*** Opening INFORMATION PROVIDED ***
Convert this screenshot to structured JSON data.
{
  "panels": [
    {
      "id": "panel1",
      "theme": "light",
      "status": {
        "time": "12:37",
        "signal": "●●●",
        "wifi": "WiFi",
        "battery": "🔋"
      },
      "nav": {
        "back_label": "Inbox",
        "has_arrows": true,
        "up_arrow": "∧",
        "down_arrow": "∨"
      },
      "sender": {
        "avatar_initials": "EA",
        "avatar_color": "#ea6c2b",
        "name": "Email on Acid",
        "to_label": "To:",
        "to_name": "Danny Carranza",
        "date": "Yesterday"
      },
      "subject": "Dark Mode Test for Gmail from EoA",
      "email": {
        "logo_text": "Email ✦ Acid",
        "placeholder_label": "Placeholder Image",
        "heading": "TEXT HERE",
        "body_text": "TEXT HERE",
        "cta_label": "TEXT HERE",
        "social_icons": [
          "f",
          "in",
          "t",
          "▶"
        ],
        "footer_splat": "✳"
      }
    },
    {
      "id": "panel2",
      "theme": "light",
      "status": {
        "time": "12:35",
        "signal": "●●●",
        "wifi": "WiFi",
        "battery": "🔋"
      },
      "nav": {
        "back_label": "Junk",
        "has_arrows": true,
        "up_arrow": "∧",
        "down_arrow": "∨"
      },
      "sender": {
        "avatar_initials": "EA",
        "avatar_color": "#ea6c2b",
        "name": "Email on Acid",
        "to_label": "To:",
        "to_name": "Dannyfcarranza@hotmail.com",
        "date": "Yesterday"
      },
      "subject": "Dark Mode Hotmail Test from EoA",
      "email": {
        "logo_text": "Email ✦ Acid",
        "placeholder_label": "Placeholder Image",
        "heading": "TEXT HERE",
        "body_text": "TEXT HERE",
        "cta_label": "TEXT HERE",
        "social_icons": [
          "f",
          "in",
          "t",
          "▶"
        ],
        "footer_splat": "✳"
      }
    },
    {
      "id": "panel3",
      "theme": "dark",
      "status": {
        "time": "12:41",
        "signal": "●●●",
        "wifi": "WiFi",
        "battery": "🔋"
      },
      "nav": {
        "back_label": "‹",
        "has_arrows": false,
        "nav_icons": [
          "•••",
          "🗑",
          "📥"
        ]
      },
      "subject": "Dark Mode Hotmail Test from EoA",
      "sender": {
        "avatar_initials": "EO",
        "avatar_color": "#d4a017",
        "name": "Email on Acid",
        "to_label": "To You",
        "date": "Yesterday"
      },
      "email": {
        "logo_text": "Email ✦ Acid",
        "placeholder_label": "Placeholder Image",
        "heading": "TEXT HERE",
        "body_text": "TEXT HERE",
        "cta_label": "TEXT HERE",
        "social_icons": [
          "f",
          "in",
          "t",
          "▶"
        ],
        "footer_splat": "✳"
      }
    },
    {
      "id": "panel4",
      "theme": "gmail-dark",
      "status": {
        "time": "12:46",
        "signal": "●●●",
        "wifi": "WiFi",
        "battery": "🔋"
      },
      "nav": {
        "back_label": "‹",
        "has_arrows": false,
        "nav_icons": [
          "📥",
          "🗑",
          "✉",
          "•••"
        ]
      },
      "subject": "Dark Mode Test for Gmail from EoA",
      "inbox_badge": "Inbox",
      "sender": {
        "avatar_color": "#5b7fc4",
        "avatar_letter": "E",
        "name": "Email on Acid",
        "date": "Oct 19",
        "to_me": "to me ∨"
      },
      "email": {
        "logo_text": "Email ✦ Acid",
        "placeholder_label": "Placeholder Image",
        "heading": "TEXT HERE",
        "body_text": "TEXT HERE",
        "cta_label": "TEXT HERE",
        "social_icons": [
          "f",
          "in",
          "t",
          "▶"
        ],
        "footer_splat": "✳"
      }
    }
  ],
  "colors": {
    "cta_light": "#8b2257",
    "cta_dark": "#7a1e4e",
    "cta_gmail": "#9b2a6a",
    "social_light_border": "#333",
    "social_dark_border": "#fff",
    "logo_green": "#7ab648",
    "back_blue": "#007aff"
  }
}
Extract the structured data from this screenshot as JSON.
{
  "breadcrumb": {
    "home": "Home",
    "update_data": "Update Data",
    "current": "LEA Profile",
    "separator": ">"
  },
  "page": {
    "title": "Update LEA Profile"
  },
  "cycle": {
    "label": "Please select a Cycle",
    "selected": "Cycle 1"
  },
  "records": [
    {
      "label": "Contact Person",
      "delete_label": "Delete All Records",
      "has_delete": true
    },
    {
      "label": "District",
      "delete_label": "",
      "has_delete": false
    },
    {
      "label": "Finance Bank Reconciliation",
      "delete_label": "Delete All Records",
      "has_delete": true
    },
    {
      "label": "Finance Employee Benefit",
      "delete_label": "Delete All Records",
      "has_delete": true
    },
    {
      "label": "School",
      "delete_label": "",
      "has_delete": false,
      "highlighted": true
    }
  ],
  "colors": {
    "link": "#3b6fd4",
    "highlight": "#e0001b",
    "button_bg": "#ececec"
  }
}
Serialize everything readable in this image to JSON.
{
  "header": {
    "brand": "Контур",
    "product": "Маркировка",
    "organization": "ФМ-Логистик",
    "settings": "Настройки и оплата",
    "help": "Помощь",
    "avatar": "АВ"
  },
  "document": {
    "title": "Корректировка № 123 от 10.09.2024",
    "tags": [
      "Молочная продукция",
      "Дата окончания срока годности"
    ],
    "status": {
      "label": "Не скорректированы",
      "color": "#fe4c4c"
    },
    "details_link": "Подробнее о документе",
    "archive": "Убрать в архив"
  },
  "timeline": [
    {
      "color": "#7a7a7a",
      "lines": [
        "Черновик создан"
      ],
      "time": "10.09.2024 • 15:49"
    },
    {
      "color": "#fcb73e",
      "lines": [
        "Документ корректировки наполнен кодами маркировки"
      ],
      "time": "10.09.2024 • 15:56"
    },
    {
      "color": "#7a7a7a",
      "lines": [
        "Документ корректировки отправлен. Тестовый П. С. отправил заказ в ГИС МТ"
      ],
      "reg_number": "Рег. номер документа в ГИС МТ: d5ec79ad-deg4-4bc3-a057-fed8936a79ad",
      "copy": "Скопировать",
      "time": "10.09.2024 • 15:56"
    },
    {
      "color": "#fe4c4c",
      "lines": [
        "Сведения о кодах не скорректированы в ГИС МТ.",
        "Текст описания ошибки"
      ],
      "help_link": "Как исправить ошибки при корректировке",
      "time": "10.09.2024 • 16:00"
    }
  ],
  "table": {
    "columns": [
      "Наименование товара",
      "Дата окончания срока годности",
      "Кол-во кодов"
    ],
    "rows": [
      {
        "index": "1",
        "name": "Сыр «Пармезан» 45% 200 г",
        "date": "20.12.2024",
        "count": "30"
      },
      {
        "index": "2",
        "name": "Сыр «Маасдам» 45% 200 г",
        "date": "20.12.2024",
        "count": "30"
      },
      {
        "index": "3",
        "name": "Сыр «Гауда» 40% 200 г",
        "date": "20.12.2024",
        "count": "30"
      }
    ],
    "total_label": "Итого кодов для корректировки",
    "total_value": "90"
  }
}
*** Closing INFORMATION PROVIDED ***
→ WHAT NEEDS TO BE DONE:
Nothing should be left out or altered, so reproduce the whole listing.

→ SOLUTION TO THIS EXERCISE:
Convert this screenshot to structured JSON data.
{
  "panels": [
    {
      "id": "panel1",
      "theme": "light",
      "status": {
        "time": "12:37",
        "signal": "●●●",
        "wifi": "WiFi",
        "battery": "🔋"
      },
      "nav": {
        "back_label": "Inbox",
        "has_arrows": true,
        "up_arrow": "∧",
        "down_arrow": "∨"
      },
      "sender": {
        "avatar_initials": "EA",
        "avatar_color": "#ea6c2b",
        "name": "Email on Acid",
        "to_label": "To:",
        "to_name": "Danny Carranza",
        "date": "Yesterday"
      },
      "subject": "Dark Mode Test for Gmail from EoA",
      "email": {
        "logo_text": "Email ✦ Acid",
        "placeholder_label": "Placeholder Image",
        "heading": "TEXT HERE",
        "body_text": "TEXT HERE",
        "cta_label": "TEXT HERE",
        "social_icons": [
          "f",
          "in",
          "t",
          "▶"
        ],
        "footer_splat": "✳"
      }
    },
    {
      "id": "panel2",
      "theme": "light",
      "status": {
        "time": "12:35",
        "signal": "●●●",
        "wifi": "WiFi",
        "battery": "🔋"
      },
      "nav": {
        "back_label": "Junk",
        "has_arrows": true,
        "up_arrow": "∧",
        "down_arrow": "∨"
      },
      "sender": {
        "avatar_initials": "EA",
        "avatar_color": "#ea6c2b",
        "name": "Email on Acid",
        "to_label": "To:",
        "to_name": "Dannyfcarranza@hotmail.com",
        "date": "Yesterday"
      },
      "subject": "Dark Mode Hotmail Test from EoA",
      "email": {
        "logo_text": "Email ✦ Acid",
        "placeholder_label": "Placeholder Image",
        "heading": "TEXT HERE",
        "body_text": "TEXT HERE",
        "cta_label": "TEXT HERE",
        "social_icons": [
          "f",
          "in",
          "t",
          "▶"
        ],
        "footer_splat": "✳"
      }
    },
    {
      "id": "panel3",
      "theme": "dark",
      "status": {
        "time": "12:41",
        "signal": "●●●",
        "wifi": "WiFi",
        "battery": "🔋"
      },
      "nav": {
        "back_label": "‹",
        "has_arrows": false,
        "nav_icons": [
          "•••",
          "🗑",
          "📥"
        ]
      },
      "subject": "Dark Mode Hotmail Test from EoA",
      "sender": {
        "avatar_initials": "EO",
        "avatar_color": "#d4a017",
        "name": "Email on Acid",
        "to_label": "To You",
        "date": "Yesterday"
      },
      "email": {
        "logo_text": "Email ✦ Acid",
        "placeholder_label": "Placeholder Image",
        "heading": "TEXT HERE",
        "body_text": "TEXT HERE",
        "cta_label": "TEXT HERE",
        "social_icons": [
          "f",
          "in",
          "t",
          "▶"
        ],
        "footer_splat": "✳"
      }
    },
    {
      "id": "panel4",
      "theme": "gmail-dark",
      "status": {
        "time": "12:46",
        "signal": "●●●",
        "wifi": "WiFi",
        "battery": "🔋"
      },
      "nav": {
        "back_label": "‹",
        "has_arrows": false,
        "nav_icons": [
          "📥",
          "🗑",
          "✉",
          "•••"
        ]
      },
      "subject": "Dark Mode Test for Gmail from EoA",
      "inbox_badge": "Inbox",
      "sender": {
        "avatar_color": "#5b7fc4",
        "avatar_letter": "E",
        "name": "Email on Acid",
        "date": "Oct 19",
        "to_me": "to me ∨"
      },
      "email": {
        "logo_text": "Email ✦ Acid",
        "placeholder_label": "Placeholder Image",
        "heading": "TEXT HERE",
        "body_text": "TEXT HERE",
        "cta_label": "TEXT HERE",
        "social_icons": [
          "f",
          "in",
          "t",
          "▶"
        ],
        "footer_splat": "✳"
      }
    }
  ],
  "colors": {
    "cta_light": "#8b2257",
    "cta_dark": "#7a1e4e",
    "cta_gmail": "#9b2a6a",
    "social_light_border": "#333",
    "social_dark_border": "#fff",
    "logo_green": "#7ab648",
    "back_blue": "#007aff"
  }
}
Extract the structured data from this screenshot as JSON.
{
  "breadcrumb": {
    "home": "Home",
    "update_data": "Update Data",
    "current": "LEA Profile",
    "separator": ">"
  },
  "page": {
    "title": "Update LEA Profile"
  },
  "cycle": {
    "label": "Please select a Cycle",
    "selected": "Cycle 1"
  },
  "records": [
    {
      "label": "Contact Person",
      "delete_label": "Delete All Records",
      "has_delete": true
    },
    {
      "label": "District",
      "delete_label": "",
      "has_delete": false
    },
    {
      "label": "Finance Bank Reconciliation",
      "delete_label": "Delete All Records",
      "has_delete": true
    },
    {
      "label": "Finance Employee Benefit",
      "delete_label": "Delete All Records",
      "has_delete": true
    },
    {
      "label": "School",
      "delete_label": "",
      "has_delete": false,
      "highlighted": true
    }
  ],
  "colors": {
    "link": "#3b6fd4",
    "highlight": "#e0001b",
    "button_bg": "#ececec"
  }
}
Serialize everything readable in this image to JSON.
{
  "header": {
    "brand": "Контур",
    "product": "Маркировка",
    "organization": "ФМ-Логистик",
    "settings": "Настройки и оплата",
    "help": "Помощь",
    "avatar": "АВ"
  },
  "document": {
    "title": "Корректировка № 123 от 10.09.2024",
    "tags": [
      "Молочная продукция",
      "Дата окончания срока годности"
    ],
    "status": {
      "label": "Не скорректированы",
      "color": "#fe4c4c"
    },
    "details_link": "Подробнее о документе",
    "archive": "Убрать в архив"
  },
  "timeline": [
    {
      "color": "#7a7a7a",
      "lines": [
        "Черновик создан"
      ],
      "time": "10.09.2024 • 15:49"
    },
    {
      "color": "#fcb73e",
      "lines": [
        "Документ корректировки наполнен кодами маркировки"
      ],
      "time": "10.09.2024 • 15:56"
    },
    {
      "color": "#7a7a7a",
      "lines": [
        "Документ корректировки отправлен. Тестовый П. С. отправил заказ в ГИС МТ"
      ],
      "reg_number": "Рег. номер документа в ГИС МТ: d5ec79ad-deg4-4bc3-a057-fed8936a79ad",
      "copy": "Скопировать",
      "time": "10.09.2024 • 15:56"
    },
    {
      "color": "#fe4c4c",
      "lines": [
        "Сведения о кодах не скорректированы в ГИС МТ.",
        "Текст описания ошибки"
      ],
      "help_link": "Как исправить ошибки при корректировке",
      "time": "10.09.2024 • 16:00"
    }
  ],
  "table": {
    "columns": [
      "Наименование товара",
      "Дата окончания срока годности",
      "Кол-во кодов"
    ],
    "rows": [
      {
        "index": "1",
        "name": "Сыр «Пармезан» 45% 200 г",
        "date": "20.12.2024",
        "count": "30"
      },
      {
        "index": "2",
        "name": "Сыр «Маасдам» 45% 200 г",
        "date": "20.12.2024",
        "count": "30"
      },
      {
        "index": "3",
        "name": "Сыр «Гауда» 40% 200 г",
        "date": "20.12.2024",
        "count": "30"
      }
    ],
    "total_label": "Итого кодов для корректировки",
    "total_value": "90"
  }
}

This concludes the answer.